> [EXERCISE GOAL]: When a line in the entries below contains the word "JSON", copy that line.

:: INPUT

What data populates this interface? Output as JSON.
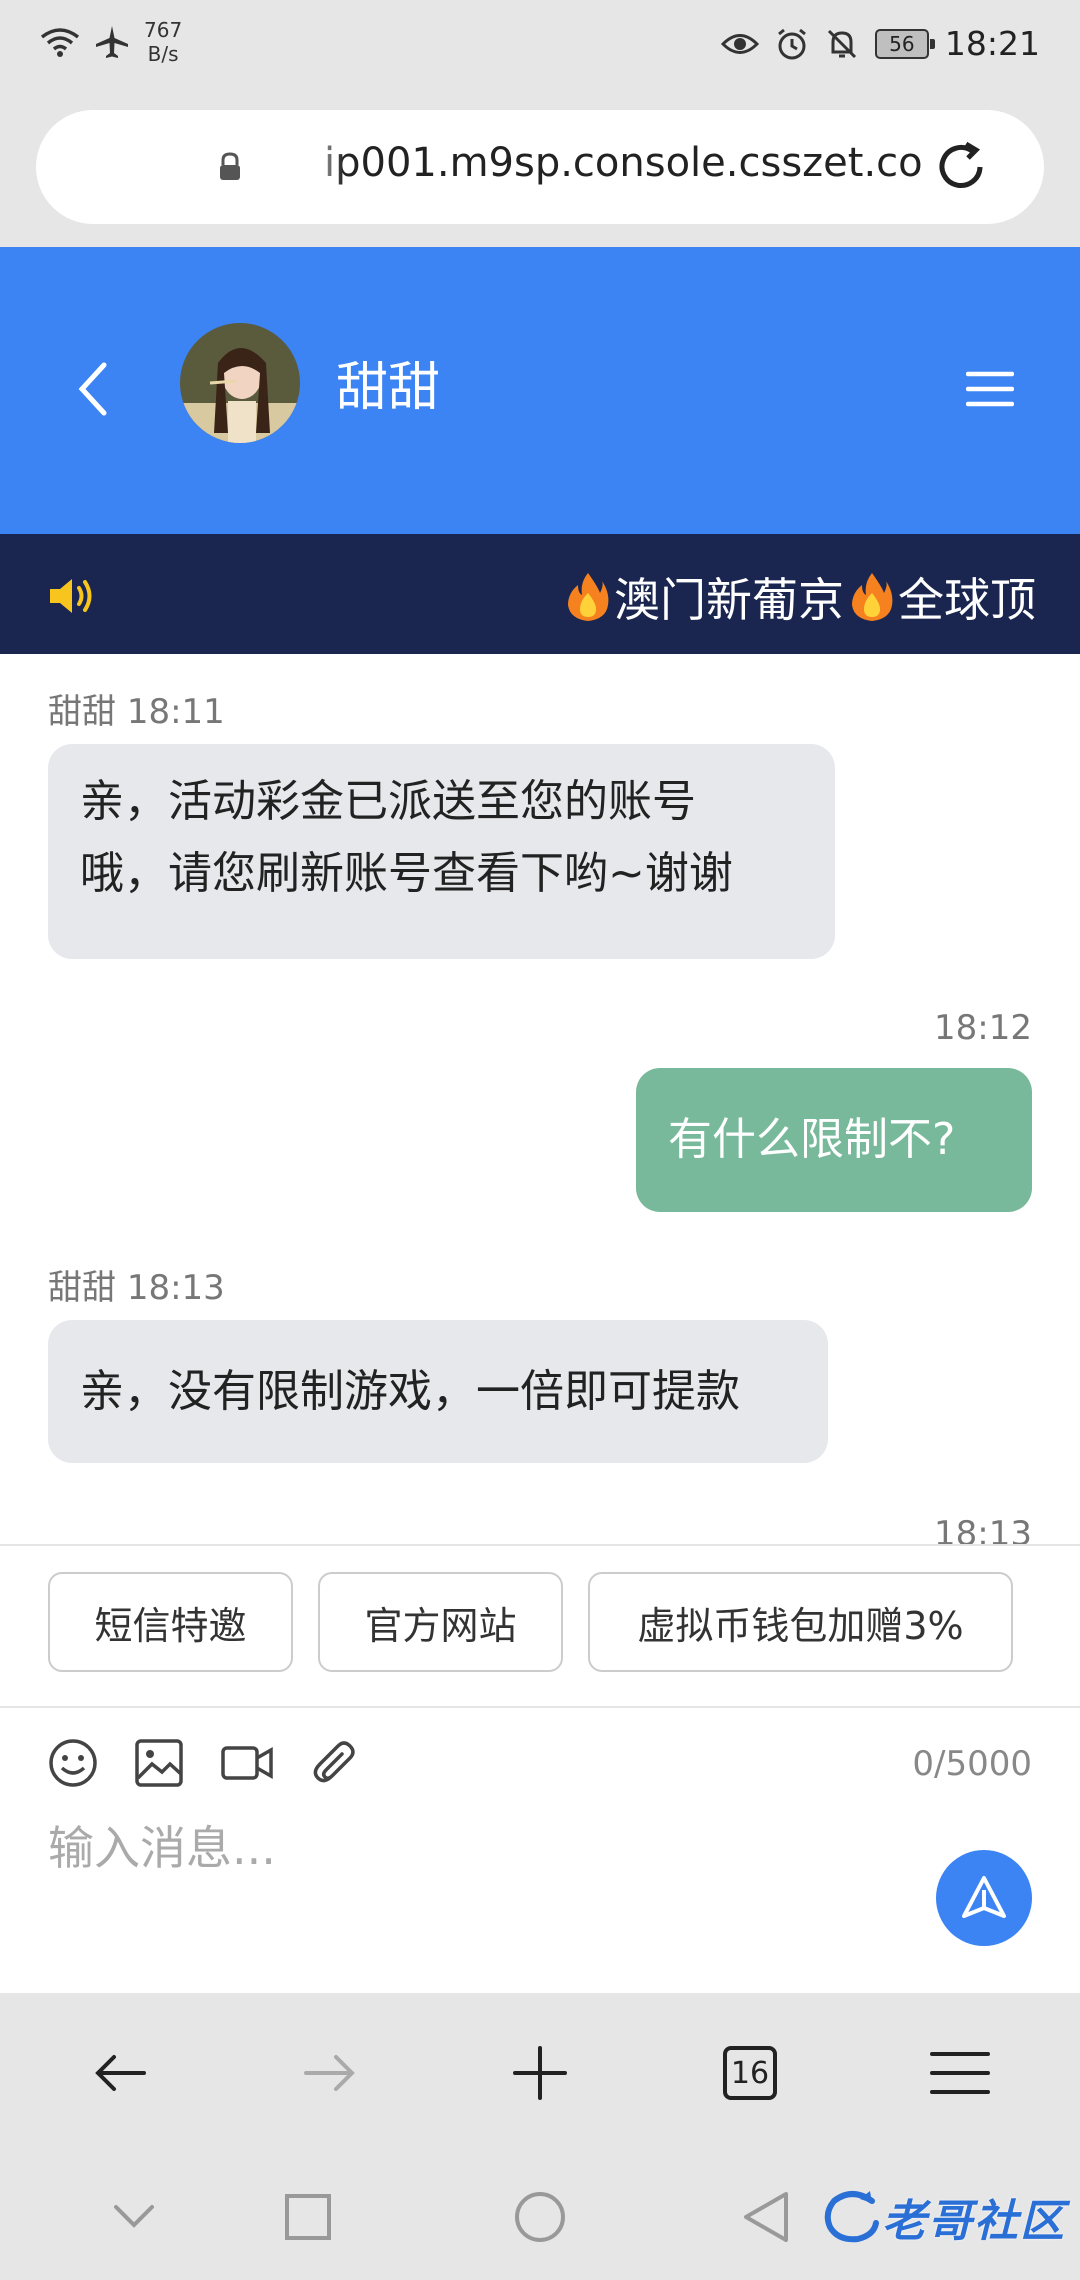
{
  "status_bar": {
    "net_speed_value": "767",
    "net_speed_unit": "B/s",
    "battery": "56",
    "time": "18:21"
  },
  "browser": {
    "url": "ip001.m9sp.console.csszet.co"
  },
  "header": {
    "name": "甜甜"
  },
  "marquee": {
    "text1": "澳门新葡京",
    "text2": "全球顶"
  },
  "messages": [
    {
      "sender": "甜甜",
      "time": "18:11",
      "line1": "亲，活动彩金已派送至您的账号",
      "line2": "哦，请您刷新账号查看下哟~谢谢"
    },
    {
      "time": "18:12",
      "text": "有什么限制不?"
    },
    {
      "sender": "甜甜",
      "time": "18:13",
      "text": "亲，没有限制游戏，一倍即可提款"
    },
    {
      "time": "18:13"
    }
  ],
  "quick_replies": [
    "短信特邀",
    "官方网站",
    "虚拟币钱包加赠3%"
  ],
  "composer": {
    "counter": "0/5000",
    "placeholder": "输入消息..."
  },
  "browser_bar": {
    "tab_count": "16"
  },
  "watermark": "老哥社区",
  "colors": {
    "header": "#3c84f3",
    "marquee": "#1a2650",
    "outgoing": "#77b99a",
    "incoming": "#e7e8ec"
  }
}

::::
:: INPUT

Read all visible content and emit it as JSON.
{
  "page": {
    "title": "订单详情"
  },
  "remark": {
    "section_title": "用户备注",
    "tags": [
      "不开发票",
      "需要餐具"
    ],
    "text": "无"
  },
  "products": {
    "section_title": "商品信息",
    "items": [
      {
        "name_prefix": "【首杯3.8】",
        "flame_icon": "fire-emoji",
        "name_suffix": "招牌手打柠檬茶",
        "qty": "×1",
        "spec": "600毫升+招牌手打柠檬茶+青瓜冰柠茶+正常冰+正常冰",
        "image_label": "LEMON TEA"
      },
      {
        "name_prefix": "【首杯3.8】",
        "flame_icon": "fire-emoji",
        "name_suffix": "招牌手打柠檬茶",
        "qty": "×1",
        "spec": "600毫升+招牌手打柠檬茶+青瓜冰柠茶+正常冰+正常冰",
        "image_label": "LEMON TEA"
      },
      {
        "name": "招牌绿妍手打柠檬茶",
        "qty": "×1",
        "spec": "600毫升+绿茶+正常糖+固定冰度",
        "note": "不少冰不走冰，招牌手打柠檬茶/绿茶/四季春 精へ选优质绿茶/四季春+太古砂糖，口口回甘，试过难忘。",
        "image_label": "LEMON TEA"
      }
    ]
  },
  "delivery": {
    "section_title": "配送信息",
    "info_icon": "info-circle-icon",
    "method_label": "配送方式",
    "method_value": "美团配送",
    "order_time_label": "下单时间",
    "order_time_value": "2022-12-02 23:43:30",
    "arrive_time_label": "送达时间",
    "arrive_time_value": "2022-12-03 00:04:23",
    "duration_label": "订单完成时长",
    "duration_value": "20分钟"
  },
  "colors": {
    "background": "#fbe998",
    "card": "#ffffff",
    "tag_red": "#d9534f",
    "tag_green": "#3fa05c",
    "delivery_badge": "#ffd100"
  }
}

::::

> [WRITTEN RESPONSE]:
What data populates this interface? Output as JSON.
Read all visible content and emit it as JSON.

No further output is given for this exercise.